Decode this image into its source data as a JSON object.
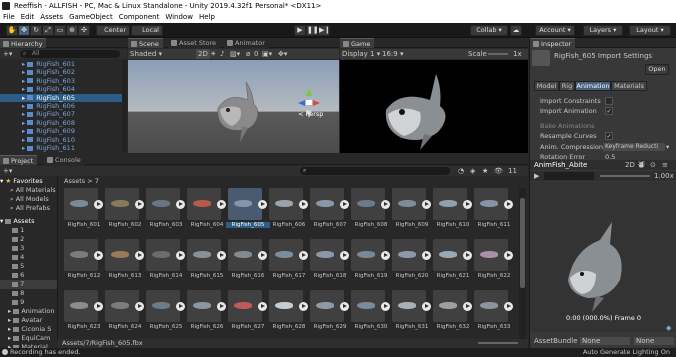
{
  "window": {
    "title": "Reeffish - ALLFISH - PC, Mac & Linux Standalone - Unity 2019.4.32f1 Personal* <DX11>"
  },
  "menu": [
    "File",
    "Edit",
    "Assets",
    "GameObject",
    "Component",
    "Window",
    "Help"
  ],
  "toolbar": {
    "pivot_label": "Center",
    "space_label": "Local",
    "collab_label": "Collab ▾",
    "account_label": "Account",
    "layers_label": "Layers",
    "layout_label": "Layout"
  },
  "hierarchy": {
    "tab_label": "Hierarchy",
    "add_label": "+▾",
    "search_placeholder": "All",
    "items": [
      "RigFish_601",
      "RigFish_602",
      "RigFish_603",
      "RigFish_604",
      "RigFish_605",
      "RigFish_606",
      "RigFish_607",
      "RigFish_608",
      "RigFish_609",
      "RigFish_610",
      "RigFish_611"
    ],
    "selected_index": 4
  },
  "scene": {
    "tabs": [
      "Scene",
      "Asset Store",
      "Animator"
    ],
    "shading": "Shaded",
    "mode_2d": "2D",
    "gizmo_count": "0",
    "persp_label": "< Persp"
  },
  "game": {
    "tab_label": "Game",
    "display": "Display 1",
    "aspect": "16:9",
    "scale_label": "Scale",
    "scale_value": "1x"
  },
  "inspector": {
    "tab_label": "Inspector",
    "title": "RigFish_605 Import Settings",
    "open_button": "Open",
    "tabs": [
      "Model",
      "Rig",
      "Animation",
      "Materials"
    ],
    "active_tab": "Animation",
    "rows": [
      {
        "label": "Import Constraints",
        "checked": false
      },
      {
        "label": "Import Animation",
        "checked": true
      }
    ],
    "bake_label": "Bake Animations",
    "resample_label": "Resample Curves",
    "resample_checked": true,
    "compression_label": "Anim. Compression",
    "compression_value": "Keyframe Reducti",
    "rotation_error_label": "Rotation Error",
    "rotation_error_value": "0.5",
    "anim_name": "AnimFish_Abite",
    "anim_2d": "2D",
    "speed": "1.00x",
    "time_readout": "0:00 (000.0%) Frame 0",
    "assetbundle_label": "AssetBundle",
    "assetbundle_value": "None",
    "assetbundle_variant": "None"
  },
  "project": {
    "tabs": [
      "Project",
      "Console"
    ],
    "favorites_label": "Favorites",
    "favorites": [
      "All Materials",
      "All Models",
      "All Prefabs"
    ],
    "assets_label": "Assets",
    "folders": [
      "1",
      "2",
      "3",
      "4",
      "5",
      "6",
      "7",
      "8",
      "9",
      "Animation",
      "Avatar",
      "Ciconia S",
      "EquiCam",
      "Material"
    ],
    "breadcrumb": "Assets > 7",
    "count": "11",
    "assets": [
      "RigFish_601",
      "RigFish_602",
      "RigFish_603",
      "RigFish_604",
      "RigFish_605",
      "RigFish_606",
      "RigFish_607",
      "RigFish_608",
      "RigFish_609",
      "RigFish_610",
      "RigFish_611",
      "RigFish_612",
      "RigFish_613",
      "RigFish_614",
      "RigFish_615",
      "RigFish_616",
      "RigFish_617",
      "RigFish_618",
      "RigFish_619",
      "RigFish_620",
      "RigFish_621",
      "RigFish_622",
      "RigFish_623",
      "RigFish_624",
      "RigFish_625",
      "RigFish_626",
      "RigFish_627",
      "RigFish_628",
      "RigFish_629",
      "RigFish_630",
      "RigFish_631",
      "RigFish_632",
      "RigFish_633"
    ],
    "selected_asset_index": 4,
    "selected_path": "Assets/7/RigFish_605.fbx"
  },
  "status": {
    "message": "Recording has ended.",
    "right": "Auto Generate Lighting On"
  },
  "colors": {
    "selection": "#2c5d87",
    "hierarchy_text": "#7aa6d8",
    "panel": "#282828"
  }
}
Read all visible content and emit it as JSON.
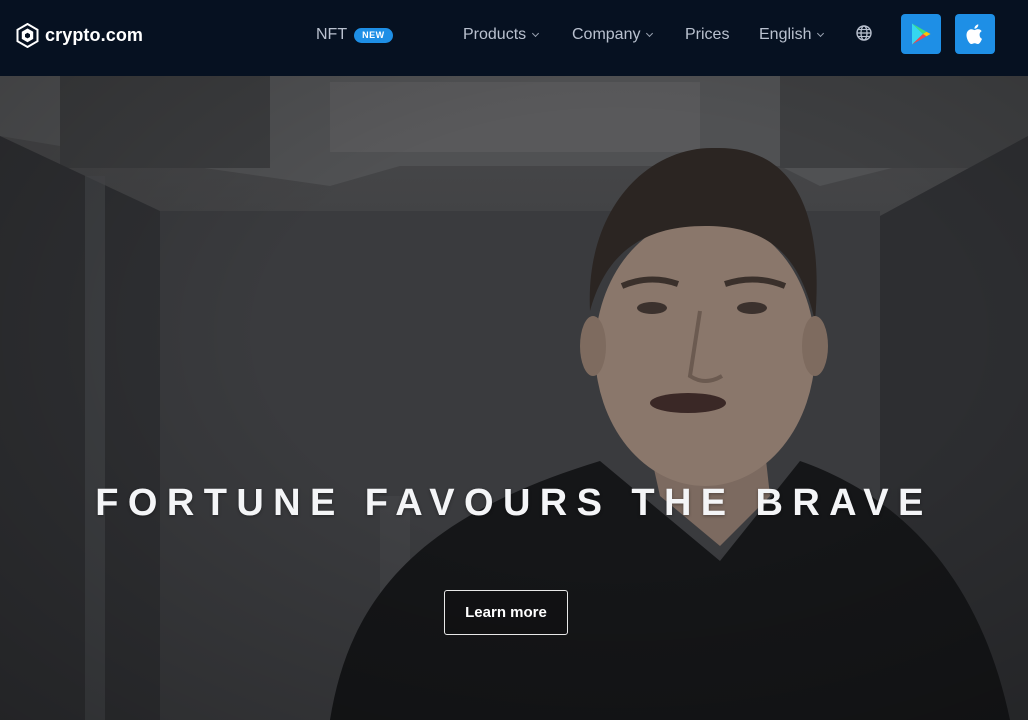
{
  "header": {
    "logo_text": "crypto.com",
    "nft": {
      "label": "NFT",
      "badge": "NEW"
    },
    "nav": {
      "products": "Products",
      "company": "Company",
      "prices": "Prices",
      "language": "English"
    },
    "icons": {
      "logo": "crypto-com-logo-icon",
      "globe": "globe-icon",
      "google_play": "google-play-icon",
      "apple": "apple-icon"
    }
  },
  "hero": {
    "headline": "FORTUNE FAVOURS THE BRAVE",
    "cta_label": "Learn more"
  },
  "colors": {
    "header_bg": "#061121",
    "accent": "#1e8fe6",
    "nav_text": "#b9c1cf"
  }
}
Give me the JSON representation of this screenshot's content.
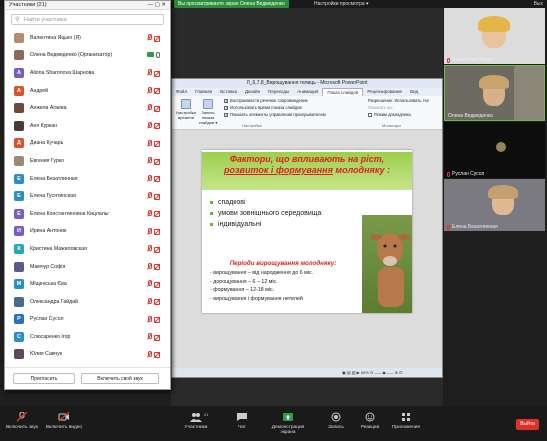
{
  "topbar": {
    "share_badge": "Вы просматриваете экран Олена Ведмеденко",
    "view_options": "Настройки просмотра ▾",
    "window_controls": "— ▢ ✕",
    "fullscreen_label": "Вых"
  },
  "participants": {
    "title": "Участники (21)",
    "window_controls": "— ▢ ✕",
    "search_placeholder": "Найти участника",
    "list": [
      {
        "name": "Валентина Яцько (Я)",
        "initial": "",
        "color": "#b88a6e",
        "status": "muted",
        "photo": true
      },
      {
        "name": "Олена Ведмеденко (Организатор)",
        "initial": "",
        "color": "#8a6a5a",
        "status": "active",
        "photo": true
      },
      {
        "name": "Aliona Sharonova Шарнова",
        "initial": "A",
        "color": "#7b5cc4",
        "status": "muted"
      },
      {
        "name": "Андрей",
        "initial": "А",
        "color": "#d9532c",
        "status": "muted"
      },
      {
        "name": "Анжела Агаева",
        "initial": "",
        "color": "#6a4a3a",
        "status": "muted",
        "photo": true
      },
      {
        "name": "Аня Куркан",
        "initial": "",
        "color": "#4a3a3a",
        "status": "muted",
        "photo": true
      },
      {
        "name": "Диана Кучарь",
        "initial": "Д",
        "color": "#d9532c",
        "status": "muted"
      },
      {
        "name": "Евгения Гурко",
        "initial": "",
        "color": "#9a8a7a",
        "status": "muted",
        "photo": true
      },
      {
        "name": "Елена Безатлинная",
        "initial": "Е",
        "color": "#2a8fc4",
        "status": "muted"
      },
      {
        "name": "Елена Гусятинская",
        "initial": "Е",
        "color": "#2a8fc4",
        "status": "muted"
      },
      {
        "name": "Елена Константиновна Кицлалы",
        "initial": "Е",
        "color": "#7b5cc4",
        "status": "muted"
      },
      {
        "name": "Ирина Антоник",
        "initial": "И",
        "color": "#7b5cc4",
        "status": "muted"
      },
      {
        "name": "Кристина Мажиловская",
        "initial": "К",
        "color": "#2aa8b4",
        "status": "muted"
      },
      {
        "name": "Мамчур Софія",
        "initial": "",
        "color": "#5a5a8a",
        "status": "muted",
        "photo": true
      },
      {
        "name": "Міщенська Єва",
        "initial": "М",
        "color": "#2a8fc4",
        "status": "muted"
      },
      {
        "name": "Олександра Гайдай",
        "initial": "",
        "color": "#4a6a8a",
        "status": "muted",
        "photo": true
      },
      {
        "name": "Руслан Сусол",
        "initial": "Р",
        "color": "#2a6fc4",
        "status": "muted"
      },
      {
        "name": "Слюсаренко Ігор",
        "initial": "С",
        "color": "#2a8fc4",
        "status": "muted"
      },
      {
        "name": "Юлия Савчук",
        "initial": "",
        "color": "#5a4a5a",
        "status": "muted",
        "photo": true
      }
    ],
    "invite_label": "Пригласить",
    "unmute_self_label": "Включить свой звук"
  },
  "ppt": {
    "window_title": "Л_6,7,8_Вирощування телиць - Microsoft PowerPoint",
    "tabs": [
      "Файл",
      "Главная",
      "Вставка",
      "Дизайн",
      "Переходы",
      "Анимация",
      "Показ слайдов",
      "Рецензирование",
      "Вид"
    ],
    "ribbon": {
      "rehearse": "Настройка времени",
      "record": "Запись показа слайдов ▾",
      "chk_narration": "Воспроизвести речевое сопровождение",
      "chk_timings": "Использовать время показа слайдов",
      "chk_controls": "Показать элементы управления проигрывателем",
      "resolution": "Разрешение: Использовать тек",
      "show_on": "Показать на:",
      "presenter_view": "Режим докладчика",
      "group_setup": "Настройка",
      "group_monitors": "Мониторы"
    },
    "slide": {
      "title_prefix": "Фактори, що впливають на ріст, ",
      "title_underlined": "розвиток і формування",
      "title_suffix": " молодняку :",
      "bullets": [
        "спадкові",
        "умови зовнішнього середовища",
        "індивідуальні"
      ],
      "periods_title": "Періоди вирощування молодняку:",
      "periods": [
        "- вирощування – від народження до 6 міс.",
        "- дорощування – 6 – 12 міс.",
        "- формування – 12-18 міс.",
        "- вирощування і формування нетелей"
      ]
    },
    "status": "▣ ▤ ▥ ▶  65%  ⊖ ——◆—— ⊕ ⊡"
  },
  "videos": [
    {
      "name": "Валентина Яцько",
      "bg": "#dcdcdc"
    },
    {
      "name": "Олена Ведмеденко",
      "bg": "#6d6a62"
    },
    {
      "name": "Руслан Сусол",
      "bg": "#111111"
    },
    {
      "name": "Елена Безатлинная",
      "bg": "#7a7a80"
    }
  ],
  "toolbar": {
    "mute": "Включить звук",
    "video": "Включить видео",
    "participants": "Участники",
    "participants_count": "21",
    "chat": "Чат",
    "share": "Демонстрация экрана",
    "record": "Запись",
    "reactions": "Реакции",
    "apps": "Приложения",
    "end": "Выйти"
  },
  "colors": {
    "accent_green": "#2e8b3e",
    "end_red": "#e0302a",
    "muted_red": "#dd3333"
  }
}
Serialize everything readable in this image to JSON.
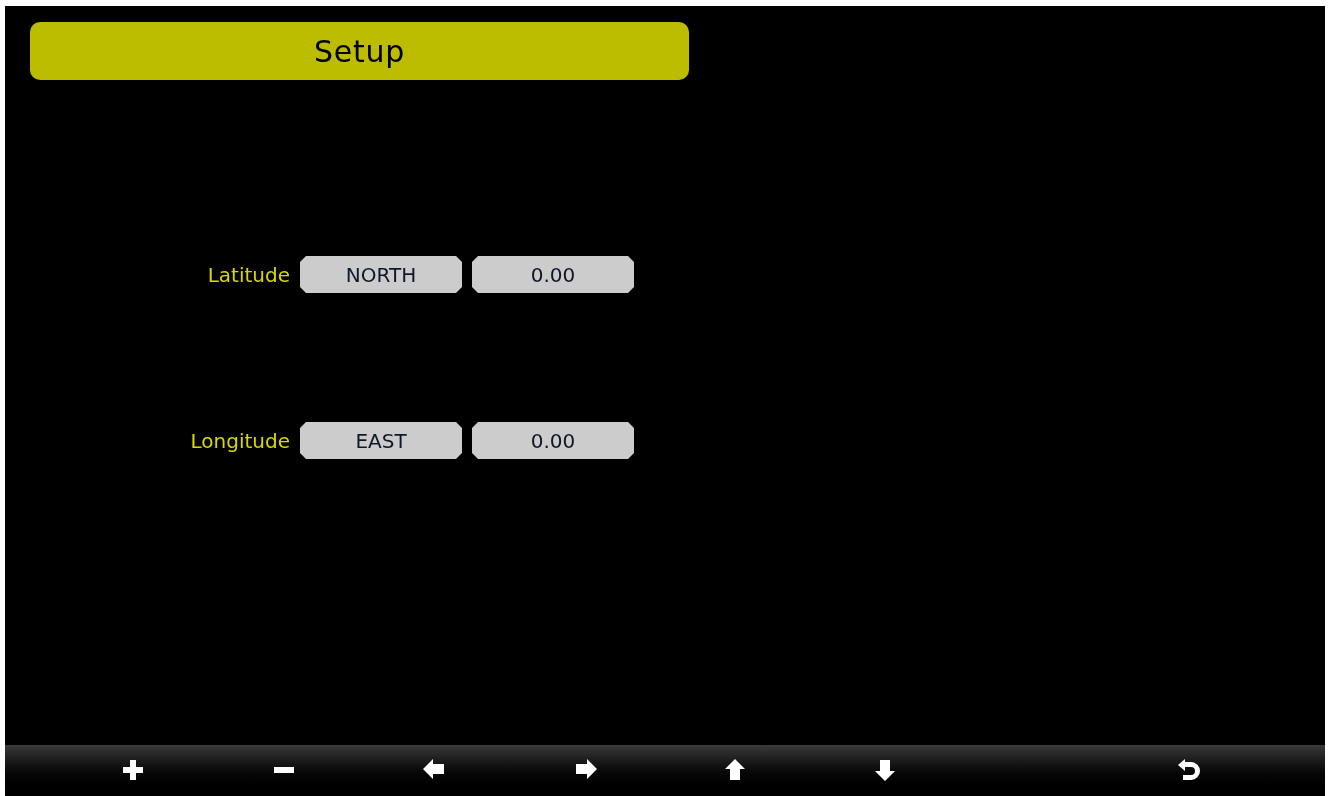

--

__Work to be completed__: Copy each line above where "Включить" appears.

__Output of the exercise__:
    "unmute_self_label": "Включить свой звук"
    "mute": "Включить звук",
    "video": "Включить видео",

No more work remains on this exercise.